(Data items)

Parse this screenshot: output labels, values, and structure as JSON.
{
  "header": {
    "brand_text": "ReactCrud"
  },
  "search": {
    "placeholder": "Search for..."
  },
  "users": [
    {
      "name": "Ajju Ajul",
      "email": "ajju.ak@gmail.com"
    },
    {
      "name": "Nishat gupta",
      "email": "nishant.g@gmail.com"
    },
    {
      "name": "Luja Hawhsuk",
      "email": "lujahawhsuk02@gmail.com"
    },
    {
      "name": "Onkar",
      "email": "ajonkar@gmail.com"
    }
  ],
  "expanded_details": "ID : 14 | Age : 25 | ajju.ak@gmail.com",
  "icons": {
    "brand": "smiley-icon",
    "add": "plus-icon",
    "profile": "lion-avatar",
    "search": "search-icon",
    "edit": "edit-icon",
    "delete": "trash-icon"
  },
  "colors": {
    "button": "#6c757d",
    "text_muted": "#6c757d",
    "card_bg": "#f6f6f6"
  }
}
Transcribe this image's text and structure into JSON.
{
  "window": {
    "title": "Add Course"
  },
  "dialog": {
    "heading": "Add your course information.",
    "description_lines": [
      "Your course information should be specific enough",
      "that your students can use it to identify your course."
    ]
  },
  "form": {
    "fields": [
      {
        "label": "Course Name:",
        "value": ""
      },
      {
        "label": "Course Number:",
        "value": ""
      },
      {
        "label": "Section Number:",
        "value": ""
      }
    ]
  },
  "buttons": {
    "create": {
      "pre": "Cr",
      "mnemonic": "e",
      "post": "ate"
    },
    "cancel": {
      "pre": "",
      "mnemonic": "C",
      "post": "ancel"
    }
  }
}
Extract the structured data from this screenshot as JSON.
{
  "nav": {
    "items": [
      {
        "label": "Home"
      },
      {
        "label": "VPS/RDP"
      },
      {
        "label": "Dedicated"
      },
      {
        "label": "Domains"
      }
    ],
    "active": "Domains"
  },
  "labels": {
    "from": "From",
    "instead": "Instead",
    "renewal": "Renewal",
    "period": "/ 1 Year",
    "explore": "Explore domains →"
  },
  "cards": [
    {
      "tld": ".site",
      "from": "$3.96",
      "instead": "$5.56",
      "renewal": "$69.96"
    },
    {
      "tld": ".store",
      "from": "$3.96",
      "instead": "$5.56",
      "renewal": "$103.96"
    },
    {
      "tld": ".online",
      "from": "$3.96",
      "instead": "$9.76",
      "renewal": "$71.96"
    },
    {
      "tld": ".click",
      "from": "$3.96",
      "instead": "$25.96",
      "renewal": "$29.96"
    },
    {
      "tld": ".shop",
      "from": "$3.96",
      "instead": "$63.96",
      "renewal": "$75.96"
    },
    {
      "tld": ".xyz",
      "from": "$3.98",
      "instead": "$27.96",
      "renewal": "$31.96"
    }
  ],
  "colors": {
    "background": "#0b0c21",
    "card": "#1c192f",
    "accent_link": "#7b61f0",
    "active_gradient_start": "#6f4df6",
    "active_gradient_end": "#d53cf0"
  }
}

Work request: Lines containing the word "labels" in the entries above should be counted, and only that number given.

Answer space: 2